By Sunil Garodia
The electoral bonds are once more in the news. An RTI activist has taken pains to bring out information for a scheme that was devised to provide donors with a shield of anonymity. Acting on that, the Association of Democratic Reforms (ADR) has filed a fresh application seeking a stay on the scheme. It needs reminding that the earlier application for a stay filed by ADR in 2017 is still pending. The ADR said the need for a fresh application arose after the new revelations.
The efforts of the activist yielded the information that the Election Commission (EC) had objected when the government wanted to introduce the electoral bonds scheme by objecting to the amendments to the Finance Act, 2017. Even the RBI had objected to the scheme. But the government overrode all objections to notify the scheme. An analysis by the ADR shows that electoral bonds worth Rs 6128cr have been sold in the period between March 2018 and October 2019. Of this, the major part, or 78%, or Rs 4794, was sold between January and May 2019. The BJP received 95% of the funding through this route.
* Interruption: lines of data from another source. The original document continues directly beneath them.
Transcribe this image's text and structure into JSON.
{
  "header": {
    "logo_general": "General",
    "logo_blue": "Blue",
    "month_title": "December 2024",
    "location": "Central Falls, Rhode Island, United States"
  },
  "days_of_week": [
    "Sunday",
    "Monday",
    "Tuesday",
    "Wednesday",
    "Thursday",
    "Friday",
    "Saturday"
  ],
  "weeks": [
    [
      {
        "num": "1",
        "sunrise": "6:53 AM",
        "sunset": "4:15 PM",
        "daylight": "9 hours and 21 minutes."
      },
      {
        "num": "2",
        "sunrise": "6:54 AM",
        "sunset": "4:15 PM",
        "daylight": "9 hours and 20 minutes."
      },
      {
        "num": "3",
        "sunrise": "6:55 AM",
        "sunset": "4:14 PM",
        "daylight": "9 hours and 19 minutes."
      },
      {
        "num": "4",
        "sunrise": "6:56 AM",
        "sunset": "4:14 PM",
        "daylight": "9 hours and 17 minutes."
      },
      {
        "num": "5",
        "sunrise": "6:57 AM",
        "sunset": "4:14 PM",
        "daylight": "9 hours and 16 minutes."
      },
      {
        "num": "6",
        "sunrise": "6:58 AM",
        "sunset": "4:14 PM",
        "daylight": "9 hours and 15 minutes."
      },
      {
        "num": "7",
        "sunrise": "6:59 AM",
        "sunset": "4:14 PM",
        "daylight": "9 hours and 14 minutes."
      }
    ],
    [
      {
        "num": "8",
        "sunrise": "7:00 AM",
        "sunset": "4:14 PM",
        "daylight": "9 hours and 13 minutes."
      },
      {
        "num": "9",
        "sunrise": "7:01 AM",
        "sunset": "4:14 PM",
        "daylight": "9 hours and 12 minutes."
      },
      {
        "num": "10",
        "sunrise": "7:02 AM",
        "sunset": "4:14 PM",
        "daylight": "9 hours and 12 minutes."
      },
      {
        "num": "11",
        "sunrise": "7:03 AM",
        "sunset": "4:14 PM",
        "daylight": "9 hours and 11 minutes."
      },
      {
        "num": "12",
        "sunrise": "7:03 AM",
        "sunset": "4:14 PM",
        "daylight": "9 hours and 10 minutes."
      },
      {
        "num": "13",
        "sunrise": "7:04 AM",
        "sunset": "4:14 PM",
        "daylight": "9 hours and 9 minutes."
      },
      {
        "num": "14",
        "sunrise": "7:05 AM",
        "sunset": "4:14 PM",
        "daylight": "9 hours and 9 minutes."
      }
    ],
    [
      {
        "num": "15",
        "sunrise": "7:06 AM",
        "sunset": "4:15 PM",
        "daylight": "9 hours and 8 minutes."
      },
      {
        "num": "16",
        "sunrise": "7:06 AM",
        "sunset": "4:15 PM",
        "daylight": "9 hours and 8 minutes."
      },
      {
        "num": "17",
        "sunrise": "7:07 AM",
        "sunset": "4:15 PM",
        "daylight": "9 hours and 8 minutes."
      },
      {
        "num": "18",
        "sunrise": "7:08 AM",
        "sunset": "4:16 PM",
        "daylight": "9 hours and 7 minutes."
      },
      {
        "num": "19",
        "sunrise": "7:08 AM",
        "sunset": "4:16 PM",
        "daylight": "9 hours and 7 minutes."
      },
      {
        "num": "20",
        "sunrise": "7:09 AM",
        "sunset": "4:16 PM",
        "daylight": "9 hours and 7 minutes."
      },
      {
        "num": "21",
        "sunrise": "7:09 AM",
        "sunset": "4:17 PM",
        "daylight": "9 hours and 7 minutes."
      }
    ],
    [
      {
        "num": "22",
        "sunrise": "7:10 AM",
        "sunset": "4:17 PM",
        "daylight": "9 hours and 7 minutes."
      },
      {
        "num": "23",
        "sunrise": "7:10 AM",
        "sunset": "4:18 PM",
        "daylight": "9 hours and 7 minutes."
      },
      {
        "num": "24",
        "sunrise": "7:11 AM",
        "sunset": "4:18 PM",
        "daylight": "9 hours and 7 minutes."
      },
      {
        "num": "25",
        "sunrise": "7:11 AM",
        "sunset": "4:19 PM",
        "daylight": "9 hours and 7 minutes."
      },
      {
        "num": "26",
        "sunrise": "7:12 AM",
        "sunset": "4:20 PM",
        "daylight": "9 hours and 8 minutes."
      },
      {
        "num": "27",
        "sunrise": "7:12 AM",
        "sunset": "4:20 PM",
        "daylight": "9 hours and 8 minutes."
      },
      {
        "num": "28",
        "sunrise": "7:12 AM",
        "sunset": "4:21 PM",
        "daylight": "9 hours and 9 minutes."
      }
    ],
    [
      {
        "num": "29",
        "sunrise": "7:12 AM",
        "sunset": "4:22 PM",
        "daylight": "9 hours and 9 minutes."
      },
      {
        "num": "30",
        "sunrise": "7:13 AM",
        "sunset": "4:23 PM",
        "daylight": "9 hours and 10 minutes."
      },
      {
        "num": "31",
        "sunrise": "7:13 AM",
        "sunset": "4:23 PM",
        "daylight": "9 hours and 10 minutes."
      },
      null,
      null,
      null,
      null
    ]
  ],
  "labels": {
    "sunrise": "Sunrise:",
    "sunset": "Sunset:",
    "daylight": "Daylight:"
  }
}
The only reason that one can think for the government's continued insistence that the electoral bonds in their present form are transparent and a big electoral reform is that the BJP is the biggest beneficiary of such funding at present. Otherwise, any instrument that is sold payable to bearer without disclosing the name of the payer can never be transparent. The government harps on the fact that since the bonds can only be purchased through banking channels, they cannot be purchased with black money. Hence, they will reduce the use of black money in elections.
But the government is ignoring the fact that if the name of the donor is not disclosed and if it is only known to the party receiving the funds, it opens the doors for corruption and quid pro quo. At present, political parties have to disclose the name of all donors who donate above Rs 20000 in cash or any amount by cheque. If a company donates Rs 2cr to any party, the party will have to disclose the name of the company to the Election Commission while the company will have to disclose the name of the party in its balance sheet. But if the donation is made through electoral bonds, the party will disclose it got the amount and the company will disclose that it paid the amount. But the party will not disclose the company's name and the company will not disclose the party's name. Is this transparency? Is this reform? Or is this invitation for quid pro quo?
image courtesy: modified from an image at ADR website